TRY IT: Among the entries that follow, find the lines containing the string "last" and copy them.

LISTED ENTRIES:
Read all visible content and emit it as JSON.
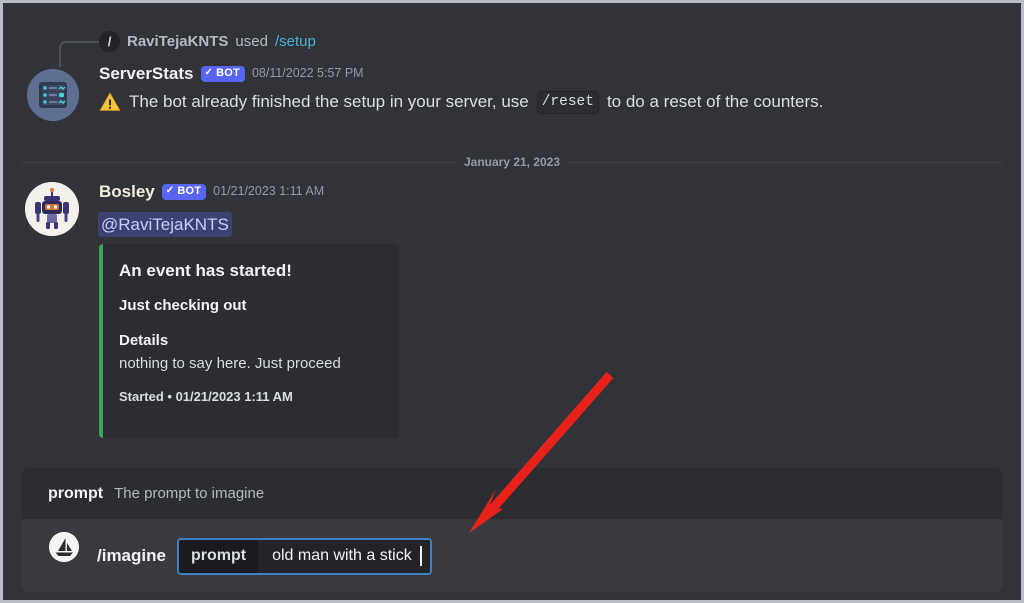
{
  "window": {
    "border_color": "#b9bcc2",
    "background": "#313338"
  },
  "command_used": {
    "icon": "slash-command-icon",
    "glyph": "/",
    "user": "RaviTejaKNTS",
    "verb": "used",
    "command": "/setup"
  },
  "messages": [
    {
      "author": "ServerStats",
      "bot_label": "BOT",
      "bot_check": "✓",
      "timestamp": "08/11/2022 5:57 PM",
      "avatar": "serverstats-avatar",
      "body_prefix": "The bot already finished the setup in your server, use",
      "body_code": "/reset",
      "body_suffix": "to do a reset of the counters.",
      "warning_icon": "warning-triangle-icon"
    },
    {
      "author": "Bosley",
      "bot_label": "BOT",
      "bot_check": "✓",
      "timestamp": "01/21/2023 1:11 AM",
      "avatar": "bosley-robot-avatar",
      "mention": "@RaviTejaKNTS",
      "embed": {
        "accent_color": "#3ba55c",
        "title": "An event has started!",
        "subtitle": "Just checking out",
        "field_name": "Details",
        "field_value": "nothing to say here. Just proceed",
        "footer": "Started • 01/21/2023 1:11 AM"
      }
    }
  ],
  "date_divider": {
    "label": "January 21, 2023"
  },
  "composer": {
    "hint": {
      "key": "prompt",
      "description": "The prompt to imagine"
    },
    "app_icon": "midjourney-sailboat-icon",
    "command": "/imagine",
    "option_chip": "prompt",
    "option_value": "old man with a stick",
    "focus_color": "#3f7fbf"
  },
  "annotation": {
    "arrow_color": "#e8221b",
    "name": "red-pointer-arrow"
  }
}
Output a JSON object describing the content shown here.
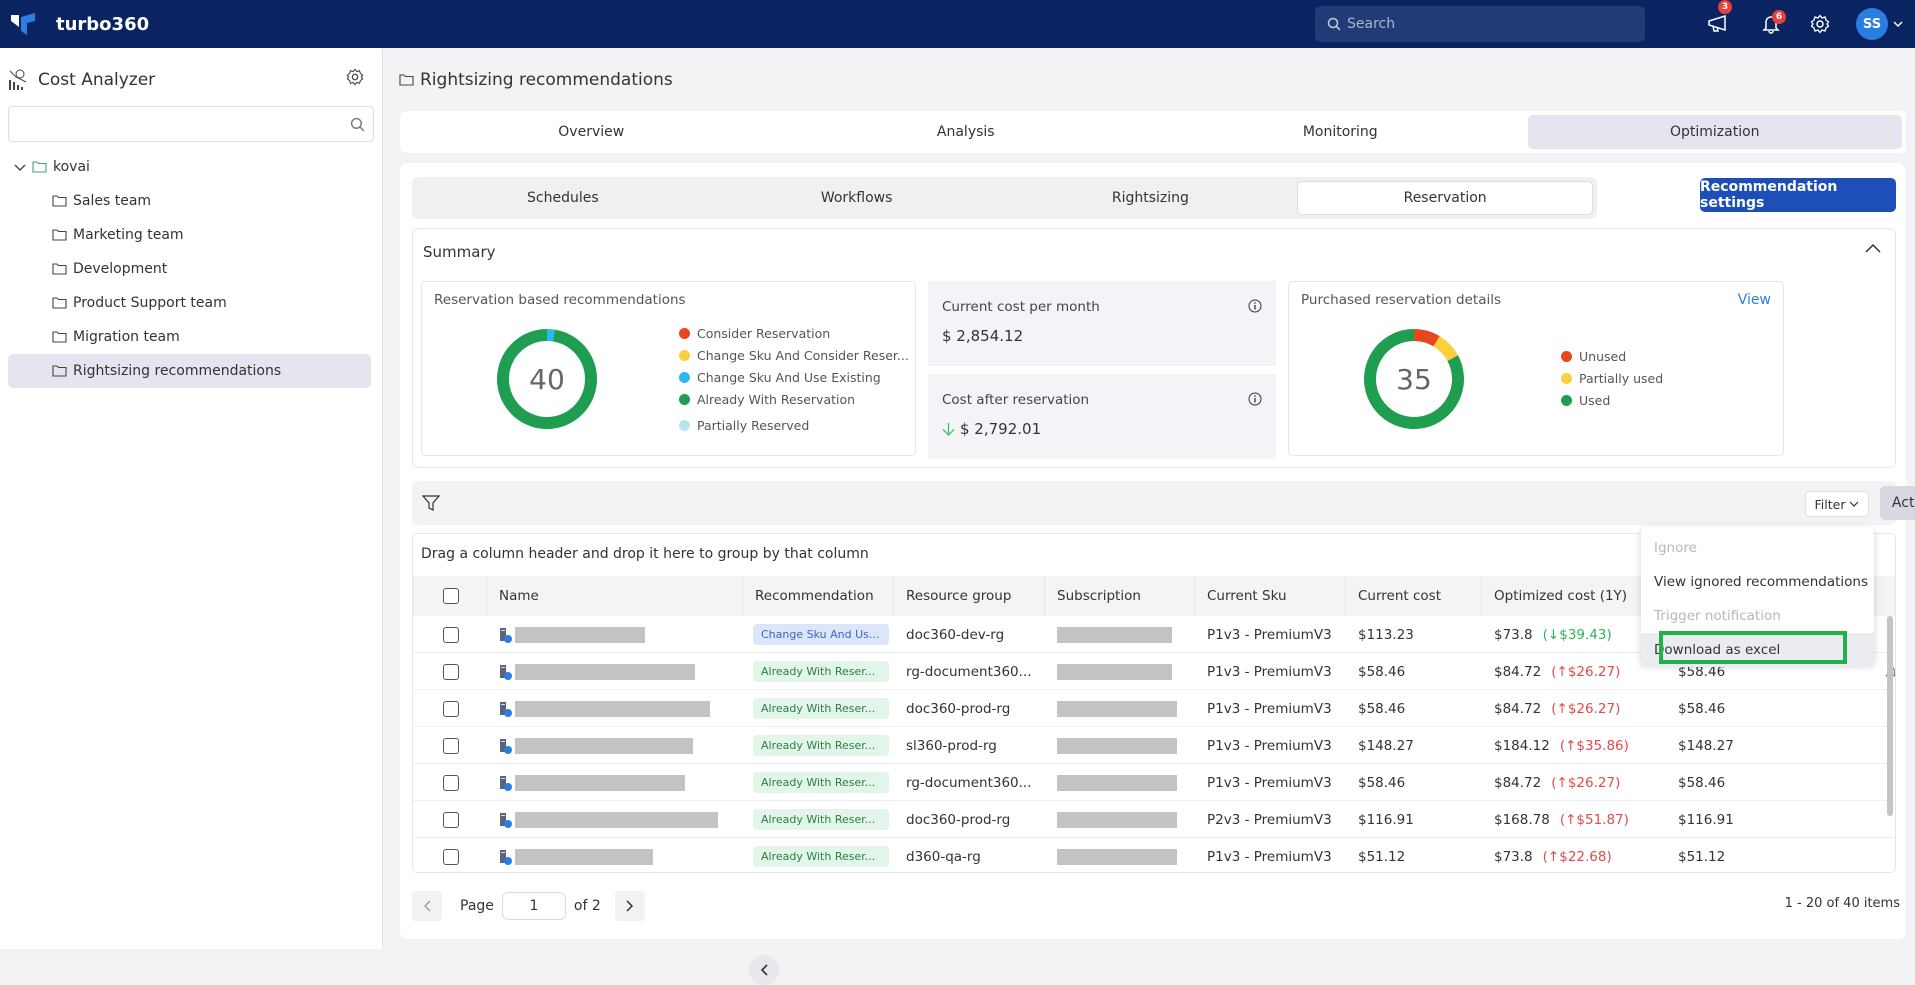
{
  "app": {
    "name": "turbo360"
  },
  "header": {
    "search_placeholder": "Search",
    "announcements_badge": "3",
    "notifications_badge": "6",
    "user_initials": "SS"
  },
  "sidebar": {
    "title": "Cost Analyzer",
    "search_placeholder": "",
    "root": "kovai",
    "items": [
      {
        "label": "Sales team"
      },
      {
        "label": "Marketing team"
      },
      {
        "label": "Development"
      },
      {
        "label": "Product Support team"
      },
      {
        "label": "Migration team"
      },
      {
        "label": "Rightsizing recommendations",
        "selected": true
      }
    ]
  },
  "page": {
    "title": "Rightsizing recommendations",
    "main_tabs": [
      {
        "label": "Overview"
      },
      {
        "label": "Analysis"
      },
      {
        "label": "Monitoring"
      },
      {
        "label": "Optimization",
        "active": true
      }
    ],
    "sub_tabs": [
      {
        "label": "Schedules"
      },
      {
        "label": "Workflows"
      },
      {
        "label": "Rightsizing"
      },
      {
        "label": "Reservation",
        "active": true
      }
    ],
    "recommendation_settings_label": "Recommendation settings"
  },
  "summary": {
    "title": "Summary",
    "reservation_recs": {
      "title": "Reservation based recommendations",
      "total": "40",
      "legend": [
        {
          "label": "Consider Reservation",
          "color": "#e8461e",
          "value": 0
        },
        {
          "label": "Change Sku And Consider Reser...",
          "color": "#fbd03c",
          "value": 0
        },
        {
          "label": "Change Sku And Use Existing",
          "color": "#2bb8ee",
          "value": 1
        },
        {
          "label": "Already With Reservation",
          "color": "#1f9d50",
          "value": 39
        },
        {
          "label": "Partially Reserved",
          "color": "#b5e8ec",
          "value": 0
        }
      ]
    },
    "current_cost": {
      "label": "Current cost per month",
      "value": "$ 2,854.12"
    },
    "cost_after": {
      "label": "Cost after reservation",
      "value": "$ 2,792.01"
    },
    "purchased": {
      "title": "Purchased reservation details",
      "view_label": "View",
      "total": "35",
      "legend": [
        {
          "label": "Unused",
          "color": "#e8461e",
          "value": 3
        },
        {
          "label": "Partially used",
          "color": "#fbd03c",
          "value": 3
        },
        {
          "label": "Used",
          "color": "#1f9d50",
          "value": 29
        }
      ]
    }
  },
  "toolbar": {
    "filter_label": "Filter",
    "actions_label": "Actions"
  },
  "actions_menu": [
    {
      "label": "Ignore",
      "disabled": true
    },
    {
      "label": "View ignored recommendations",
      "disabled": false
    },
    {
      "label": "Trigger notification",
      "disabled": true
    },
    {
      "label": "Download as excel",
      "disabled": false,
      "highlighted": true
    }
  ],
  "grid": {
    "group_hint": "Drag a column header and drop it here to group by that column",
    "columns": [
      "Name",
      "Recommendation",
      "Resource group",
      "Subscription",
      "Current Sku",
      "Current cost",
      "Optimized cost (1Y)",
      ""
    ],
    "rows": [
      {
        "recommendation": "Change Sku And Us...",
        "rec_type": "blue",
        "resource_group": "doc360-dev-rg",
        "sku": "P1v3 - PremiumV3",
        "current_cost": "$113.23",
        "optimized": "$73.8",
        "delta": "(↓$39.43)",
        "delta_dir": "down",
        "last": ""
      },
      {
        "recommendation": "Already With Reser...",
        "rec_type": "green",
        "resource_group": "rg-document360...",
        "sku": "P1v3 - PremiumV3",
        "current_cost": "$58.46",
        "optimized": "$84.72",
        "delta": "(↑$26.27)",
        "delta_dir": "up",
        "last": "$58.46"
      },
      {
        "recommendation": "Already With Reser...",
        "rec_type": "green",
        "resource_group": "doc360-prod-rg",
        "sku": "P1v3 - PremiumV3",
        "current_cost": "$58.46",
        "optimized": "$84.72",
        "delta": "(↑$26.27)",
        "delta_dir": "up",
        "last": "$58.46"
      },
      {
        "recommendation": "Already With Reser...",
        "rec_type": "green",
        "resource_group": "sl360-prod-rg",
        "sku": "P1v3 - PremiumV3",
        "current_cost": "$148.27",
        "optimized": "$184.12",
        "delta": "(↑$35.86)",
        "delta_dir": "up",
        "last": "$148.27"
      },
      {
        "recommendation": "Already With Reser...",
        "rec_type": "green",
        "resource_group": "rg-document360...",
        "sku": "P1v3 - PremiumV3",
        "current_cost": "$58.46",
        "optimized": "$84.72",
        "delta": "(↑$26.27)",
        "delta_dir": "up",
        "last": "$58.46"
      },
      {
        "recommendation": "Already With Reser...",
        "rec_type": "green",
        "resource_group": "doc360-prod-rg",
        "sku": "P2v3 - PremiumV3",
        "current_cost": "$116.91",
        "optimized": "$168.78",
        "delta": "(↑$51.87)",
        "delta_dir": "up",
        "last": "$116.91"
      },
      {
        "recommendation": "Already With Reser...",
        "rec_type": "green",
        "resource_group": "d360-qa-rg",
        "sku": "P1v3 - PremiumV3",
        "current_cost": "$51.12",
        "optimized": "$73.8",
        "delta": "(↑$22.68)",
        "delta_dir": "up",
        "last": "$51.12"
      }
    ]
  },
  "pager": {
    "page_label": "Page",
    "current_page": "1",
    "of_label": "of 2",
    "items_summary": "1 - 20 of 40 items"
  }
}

SOLVED EXERCISE:
        "last": ""
        "last": "$58.46"
        "last": "$58.46"
        "last": "$148.27"
        "last": "$58.46"
        "last": "$116.91"
        "last": "$51.12"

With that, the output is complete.